- _Data_:
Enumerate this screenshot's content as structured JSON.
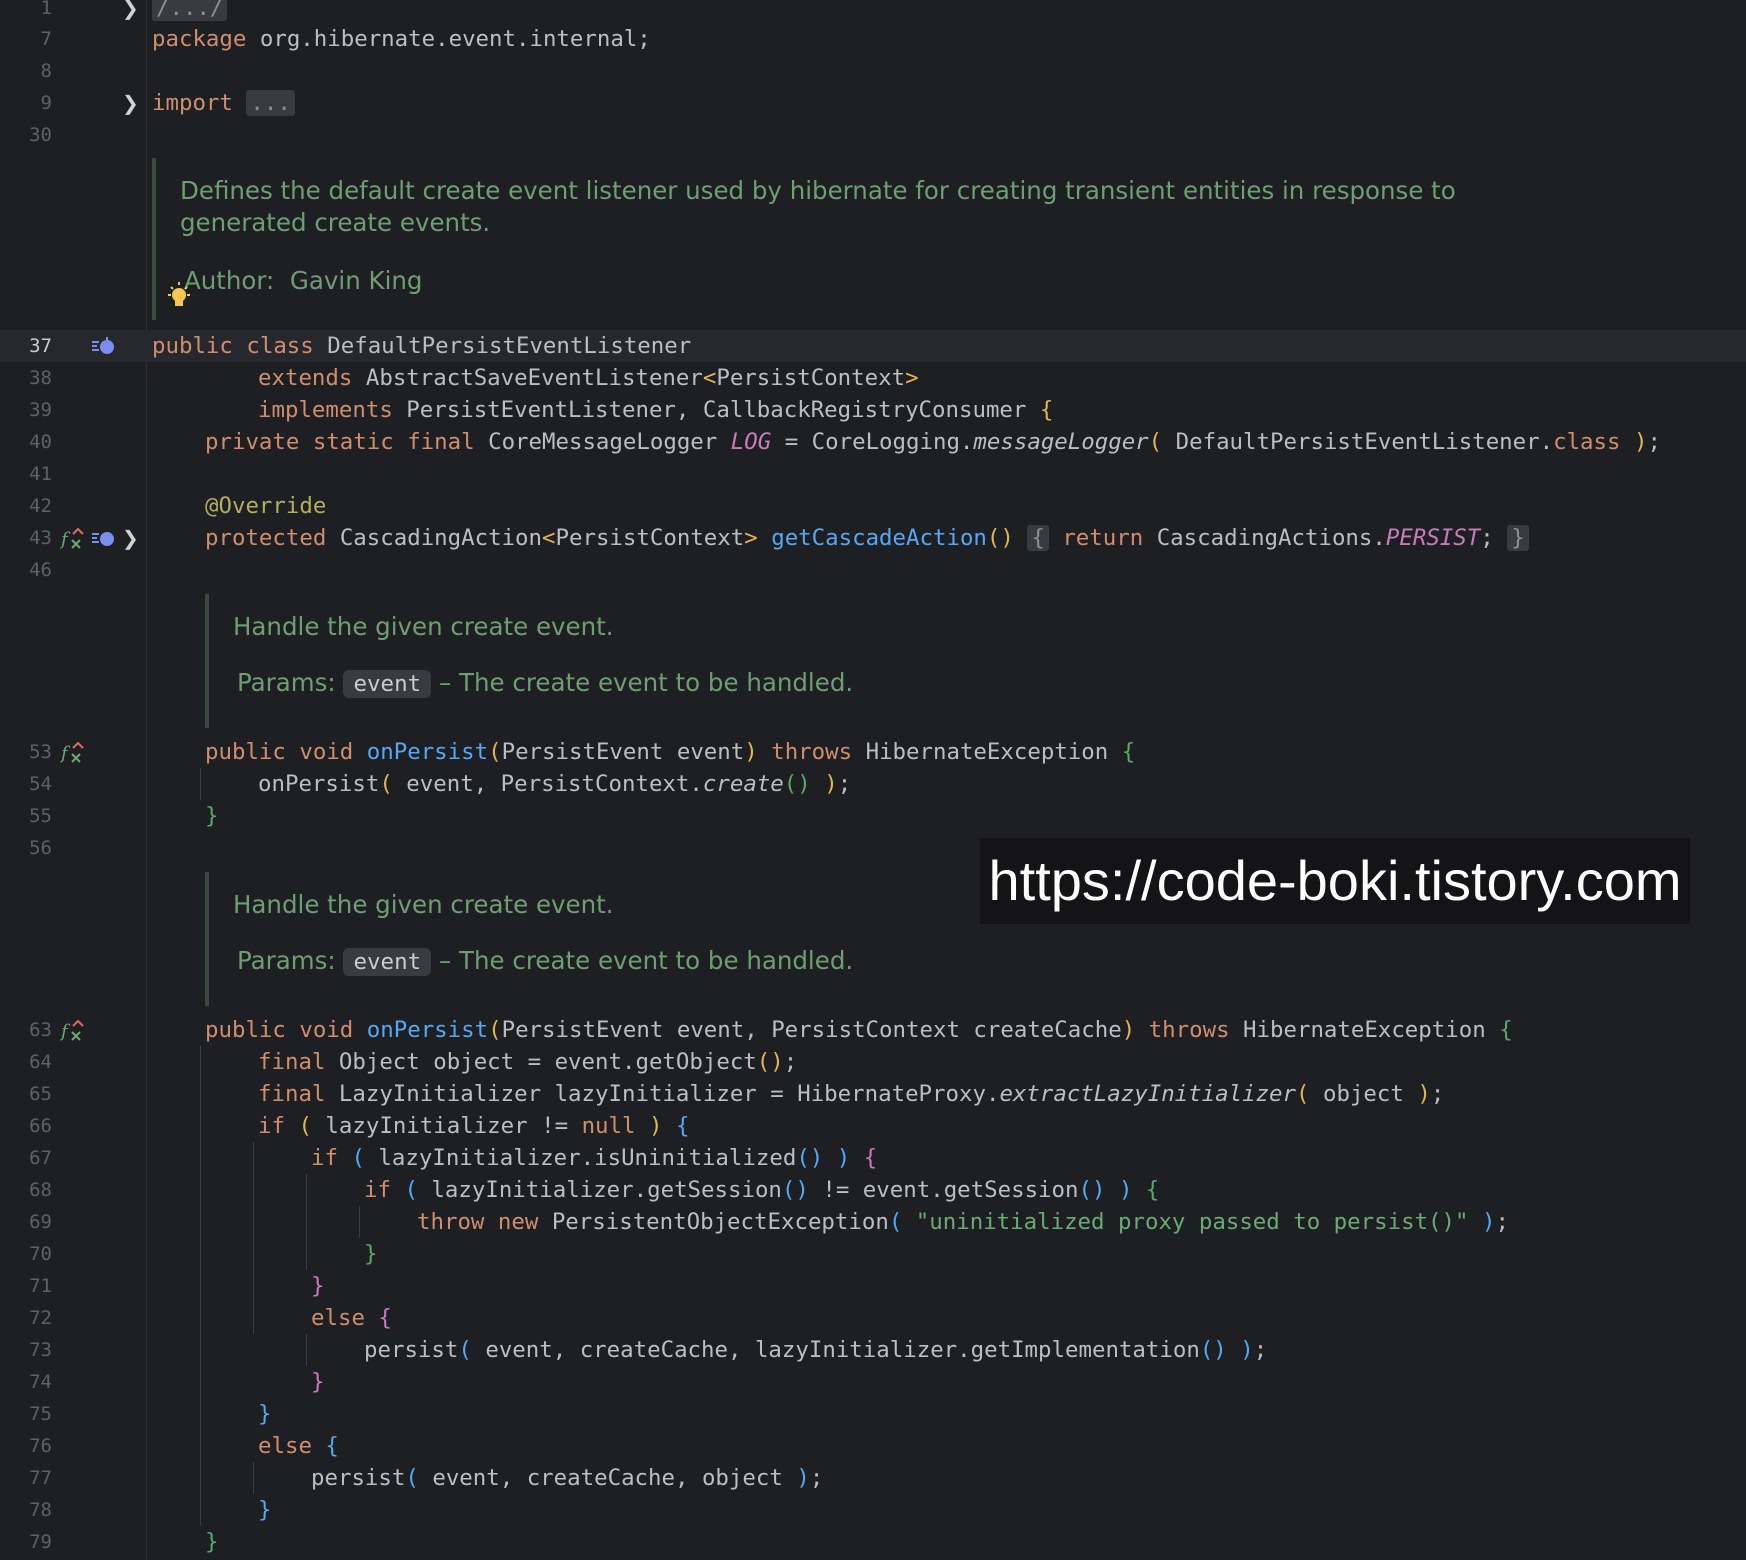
{
  "header_fold": {
    "text": "/.../"
  },
  "package_line": {
    "keyword": "package",
    "name": "org.hibernate.event.internal;"
  },
  "import_line": {
    "keyword": "import",
    "fold": "..."
  },
  "class_doc": {
    "line1": "Defines the default create event listener used by hibernate for creating transient entities in response to",
    "line2": "generated create events.",
    "author_label": "Author:",
    "author_name": "Gavin King"
  },
  "method_doc": {
    "title": "Handle the given create event.",
    "params_label": "Params:",
    "param_name": "event",
    "param_desc": "– The create event to be handled."
  },
  "line_numbers": [
    "1",
    "7",
    "8",
    "9",
    "30",
    "37",
    "38",
    "39",
    "40",
    "41",
    "42",
    "43",
    "46",
    "53",
    "54",
    "55",
    "56",
    "63",
    "64",
    "65",
    "66",
    "67",
    "68",
    "69",
    "70",
    "71",
    "72",
    "73",
    "74",
    "75",
    "76",
    "77",
    "78",
    "79"
  ],
  "code": {
    "l37_kw": "public class",
    "l37_name": "DefaultPersistEventListener",
    "l38_kw": "extends",
    "l38_name": "AbstractSaveEventListener",
    "l38_type": "PersistContext",
    "l39_kw": "implements",
    "l39_name": "PersistEventListener, CallbackRegistryConsumer",
    "l40_kw": "private static final",
    "l40_type": "CoreMessageLogger",
    "l40_const": "LOG",
    "l40_eq": "= CoreLogging.",
    "l40_call": "messageLogger",
    "l40_arg": "DefaultPersistEventListener.",
    "l40_class": "class",
    "l42_annotation": "@Override",
    "l43_kw": "protected",
    "l43_type": "CascadingAction",
    "l43_generic": "PersistContext",
    "l43_fn": "getCascadeAction",
    "l43_return": "return",
    "l43_obj": "CascadingActions.",
    "l43_const": "PERSIST",
    "l53_kw": "public void",
    "l53_fn": "onPersist",
    "l53_params": "PersistEvent event",
    "l53_throws": "throws",
    "l53_exc": "HibernateException",
    "l54_call": "onPersist",
    "l54_args": "event, PersistContext.",
    "l54_create": "create",
    "l63_params": "PersistEvent event, PersistContext createCache",
    "l64_kw": "final",
    "l64_rest": "Object object = event.getObject",
    "l65_kw": "final",
    "l65_rest": "LazyInitializer lazyInitializer = HibernateProxy.",
    "l65_call": "extractLazyInitializer",
    "l65_arg": "object",
    "if": "if",
    "l66_cond": "lazyInitializer != ",
    "null": "null",
    "l67_cond": "lazyInitializer.isUninitialized",
    "l68_cond1": "lazyInitializer.getSession",
    "l68_mid": " != event.getSession",
    "l69_kw": "throw new",
    "l69_cls": "PersistentObjectException",
    "l69_str": "\"uninitialized proxy passed to persist()\"",
    "else": "else",
    "l73_call": "persist",
    "l73_args": "event, createCache, lazyInitializer.getImplementation",
    "l77_args": "event, createCache, object"
  },
  "watermark": "https://code-boki.tistory.com"
}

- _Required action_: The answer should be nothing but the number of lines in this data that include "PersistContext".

- _Written answer_: 4